But the FCRA registration is valid only for 5 years after that the organization should apply for a fresh registration again. Foreign funding should be received in a separate bank account and the books of accounts to be maintained properly for the said transactions which later should be sent to Central Government with every transaction details of foreign contributions. They should also give details of funds routed through them to a specific authority.

Sunday, 17 November 2013

NGO Fund Sources

Non-Government Organisations are formed to deliver services towards various sections of society and to promote various underdeveloped segments. In order to deliver services every NGO whether it is Trust or Society needs funds on long term basis. Because without adequate funds it is not possible to convert various social services into reality. Amount of funds required by a NGO can vary with the size and scope of work they are planning to do. Whereas small NGO need limited budget to operate but large NGO may have annual budgets in millions or billions of dollars.
Donations are the major source of funds for NGO-Society and Trust in order to operate their activities. Donations can be received from various sources like Government Funding, Corporate Funding, Foreign Funding & Individual Donors.
To be eligible for Government funding NGO should complete 3 years and they should have 12A and 80G registration. Once they have completed 3 years and possesses 80G they can apply for huge amount of Government funds under various schemes.  There are various schemes available under State Government as well as Central Government.
Corporate funding can be received under Corporate Social Responsibility i.e CSR funds.  Under the new Companies Act , 2013 all profitable companies with a sizeable business would have to spend every year at least 2 % of 3 year average profit on CSR activities. This would apply to all the companies with net worth of Rs 500 crore or more, or a turnover of Rs 1,000 crore or more, or a net profit of Rs 5 crore or more. During financial year 2012-13, state owned oil companies like ONGC and OIL Corporations spent almost Rs 385 crore in CSR activities as per statement from Oil Ministry. As per latest reports there are more than 500 corporate companies spending around 63 billion in CSR activities to fulfill the 2% norm.
Foreign Funding plays a major role in funding now a days. But in order to receive foreign funding NGO must register under FCRA (Foreign Contribution Regulation Act). In order to get permanent FCRA registration NGO should complete 3 years.
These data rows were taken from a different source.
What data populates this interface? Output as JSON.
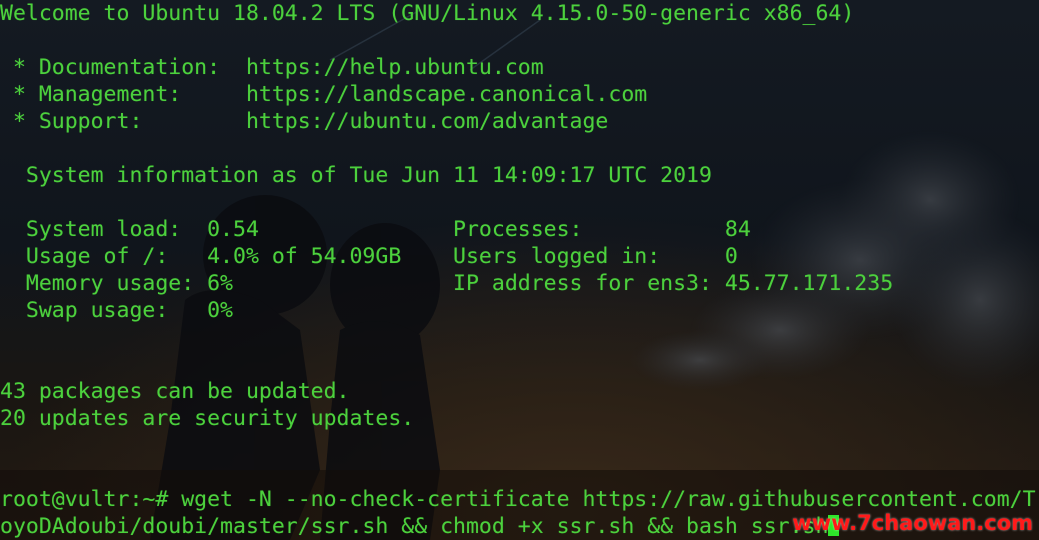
{
  "terminal": {
    "lines": [
      "Welcome to Ubuntu 18.04.2 LTS (GNU/Linux 4.15.0-50-generic x86_64)",
      "",
      " * Documentation:  https://help.ubuntu.com",
      " * Management:     https://landscape.canonical.com",
      " * Support:        https://ubuntu.com/advantage",
      "",
      "  System information as of Tue Jun 11 14:09:17 UTC 2019",
      "",
      "  System load:  0.54               Processes:           84",
      "  Usage of /:   4.0% of 54.09GB    Users logged in:     0",
      "  Memory usage: 6%                 IP address for ens3: 45.77.171.235",
      "  Swap usage:   0%",
      "",
      "",
      "43 packages can be updated.",
      "20 updates are security updates.",
      "",
      "",
      "root@vultr:~# wget -N --no-check-certificate https://raw.githubusercontent.com/T",
      "oyoDAdoubi/doubi/master/ssr.sh && chmod +x ssr.sh && bash ssr.sh"
    ]
  },
  "watermark": {
    "text": "www.7chaowan.com"
  },
  "colors": {
    "text": "#4cd13d",
    "cursor": "#2ee62a",
    "watermark": "#ff1a1a"
  }
}
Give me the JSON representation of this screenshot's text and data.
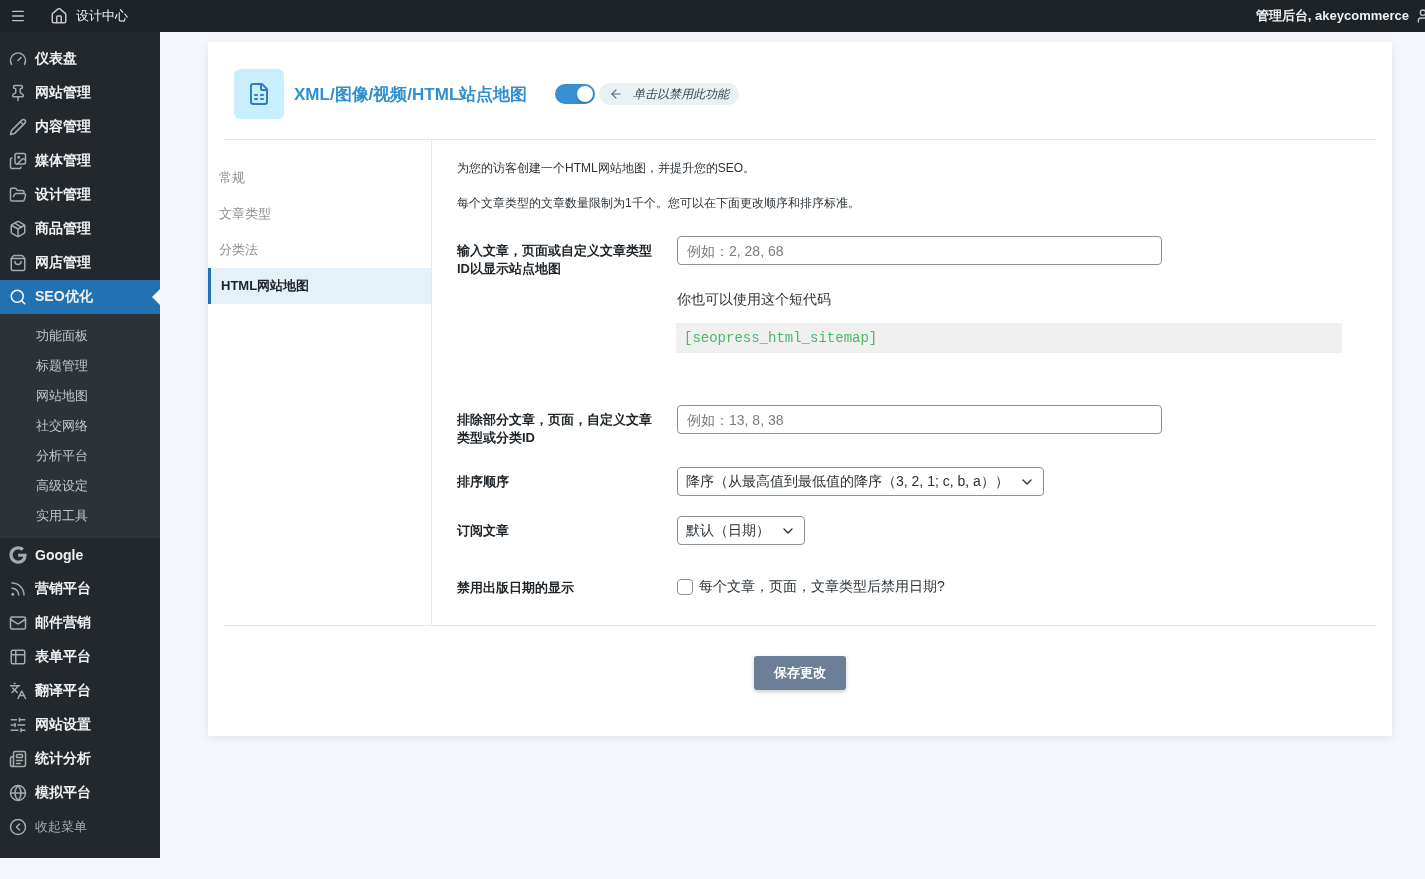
{
  "topbar": {
    "site_title": "设计中心",
    "account": "管理后台, akeycommerce"
  },
  "menu": [
    {
      "label": "仪表盘",
      "selected": false
    },
    {
      "label": "网站管理",
      "selected": false
    },
    {
      "label": "内容管理",
      "selected": false
    },
    {
      "label": "媒体管理",
      "selected": false
    },
    {
      "label": "设计管理",
      "selected": false
    },
    {
      "label": "商品管理",
      "selected": false
    },
    {
      "label": "网店管理",
      "selected": false
    },
    {
      "label": "SEO优化",
      "selected": true,
      "children": [
        {
          "label": "功能面板",
          "selected": false
        },
        {
          "label": "标题管理",
          "selected": false
        },
        {
          "label": "网站地图",
          "selected": false
        },
        {
          "label": "社交网络",
          "selected": false
        },
        {
          "label": "分析平台",
          "selected": false
        },
        {
          "label": "高级设定",
          "selected": false
        },
        {
          "label": "实用工具",
          "selected": false
        }
      ]
    },
    {
      "label": "Google",
      "selected": false
    },
    {
      "label": "营销平台",
      "selected": false
    },
    {
      "label": "邮件营销",
      "selected": false
    },
    {
      "label": "表单平台",
      "selected": false
    },
    {
      "label": "翻译平台",
      "selected": false
    },
    {
      "label": "网站设置",
      "selected": false
    },
    {
      "label": "统计分析",
      "selected": false
    },
    {
      "label": "模拟平台",
      "selected": false
    }
  ],
  "collapse_menu": "收起菜单",
  "header": {
    "title": "XML/图像/视频/HTML站点地图",
    "enabled": true,
    "hint": "单击以禁用此功能"
  },
  "tabs": [
    {
      "label": "常规",
      "selected": false
    },
    {
      "label": "文章类型",
      "selected": false
    },
    {
      "label": "分类法",
      "selected": false
    },
    {
      "label": "HTML网站地图",
      "selected": true
    }
  ],
  "intro": [
    "为您的访客创建一个HTML网站地图，并提升您的SEO。",
    "每个文章类型的文章数量限制为1千个。您可以在下面更改顺序和排序标准。"
  ],
  "fields": [
    {
      "kind": "input",
      "label": "输入文章，页面或自定义文章类型ID以显示站点地图",
      "placeholder": "例如：2, 28, 68",
      "shortcode_note": "你也可以使用这个短代码",
      "shortcode": "[seopress_html_sitemap]"
    },
    {
      "kind": "input",
      "label": "排除部分文章，页面，自定义文章类型或分类ID",
      "placeholder": "例如：13, 8, 38"
    },
    {
      "kind": "select",
      "label": "排序顺序",
      "value": "降序（从最高值到最低值的降序（3, 2, 1; c, b, a））"
    },
    {
      "kind": "select",
      "label": "订阅文章",
      "value": "默认（日期）"
    },
    {
      "kind": "checkbox",
      "label": "禁用出版日期的显示",
      "checked": false,
      "text": "每个文章，页面，文章类型后禁用日期?"
    }
  ],
  "save_button": "保存更改"
}
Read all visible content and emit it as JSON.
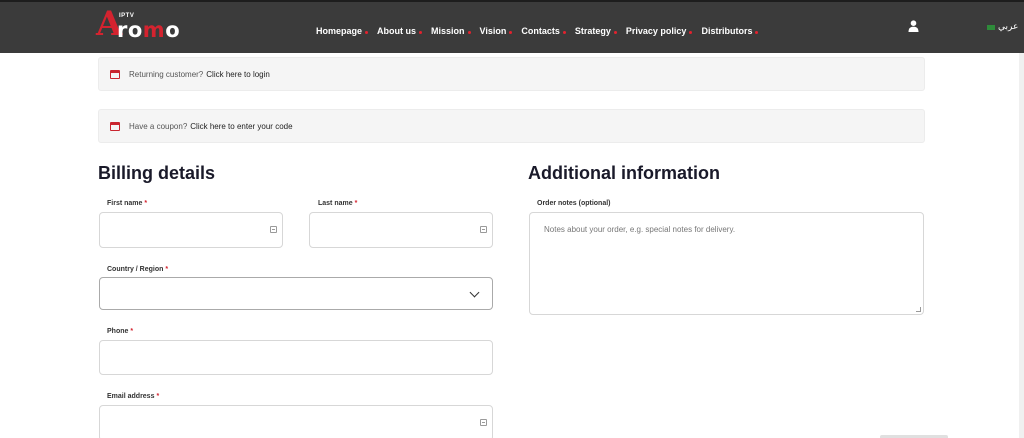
{
  "header": {
    "logo": {
      "letter": "A",
      "word_white": "ro",
      "word_red": "m",
      "word_end": "o",
      "superscript": "IPTV"
    },
    "nav": [
      {
        "label": "Homepage"
      },
      {
        "label": "About us"
      },
      {
        "label": "Mission"
      },
      {
        "label": "Vision"
      },
      {
        "label": "Contacts"
      },
      {
        "label": "Strategy"
      },
      {
        "label": "Privacy policy"
      },
      {
        "label": "Distributors"
      }
    ],
    "language": "عربي",
    "accent_color": "#e3222e"
  },
  "notices": {
    "login": {
      "text": "Returning customer?",
      "link": "Click here to login"
    },
    "coupon": {
      "text": "Have a coupon?",
      "link": "Click here to enter your code"
    }
  },
  "billing": {
    "title": "Billing details",
    "first_name": {
      "label": "First name",
      "required": "*",
      "value": ""
    },
    "last_name": {
      "label": "Last name",
      "required": "*",
      "value": ""
    },
    "country": {
      "label": "Country / Region",
      "required": "*",
      "value": ""
    },
    "phone": {
      "label": "Phone",
      "required": "*",
      "value": ""
    },
    "email": {
      "label": "Email address",
      "required": "*",
      "value": ""
    }
  },
  "additional": {
    "title": "Additional information",
    "order_notes": {
      "label": "Order notes (optional)",
      "placeholder": "Notes about your order, e.g. special notes for delivery."
    }
  }
}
Foreign Funding can be received under AIDS Control and Awareness, Women Empowerment, Eradication of Child Illiteracy, etc. But Foreign funding has always been a matter of controversy as it has been found to be a source of corruption for both government as well a nongovernmental level. Most development countries expect that on every dollar spent for developmental support, 40% returns back through volunteering and consultancy and only 60% actually reaches organizations.
Individual donors play a very important role as a source of funding for NGO. There are various fund raising activities that NGO’s organized on regular basis to attract donors like businessman, celebrities , politicians , and dedicated donors.
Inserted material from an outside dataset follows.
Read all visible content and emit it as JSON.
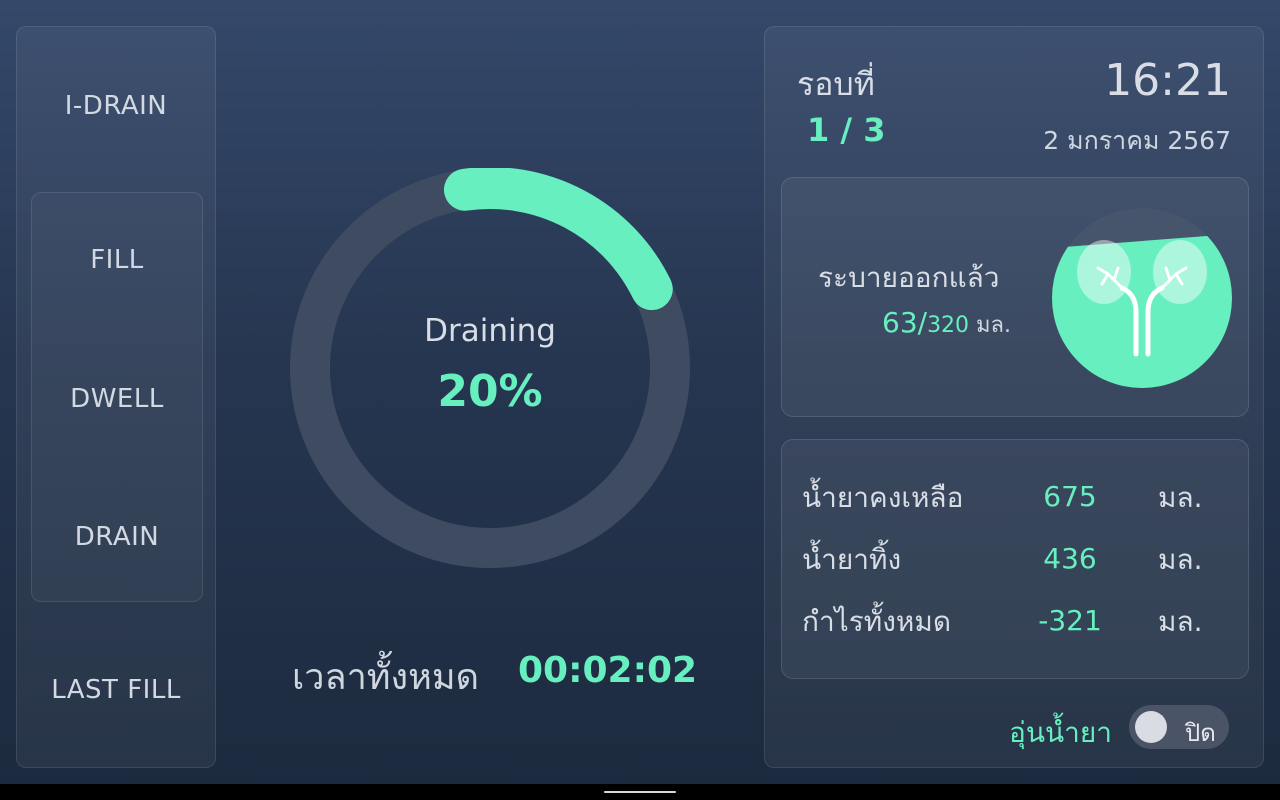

In order to receive funds from all the sources NGO should prepare Annual Project report so that they can show what kind o activities they have done and what they are planning to do.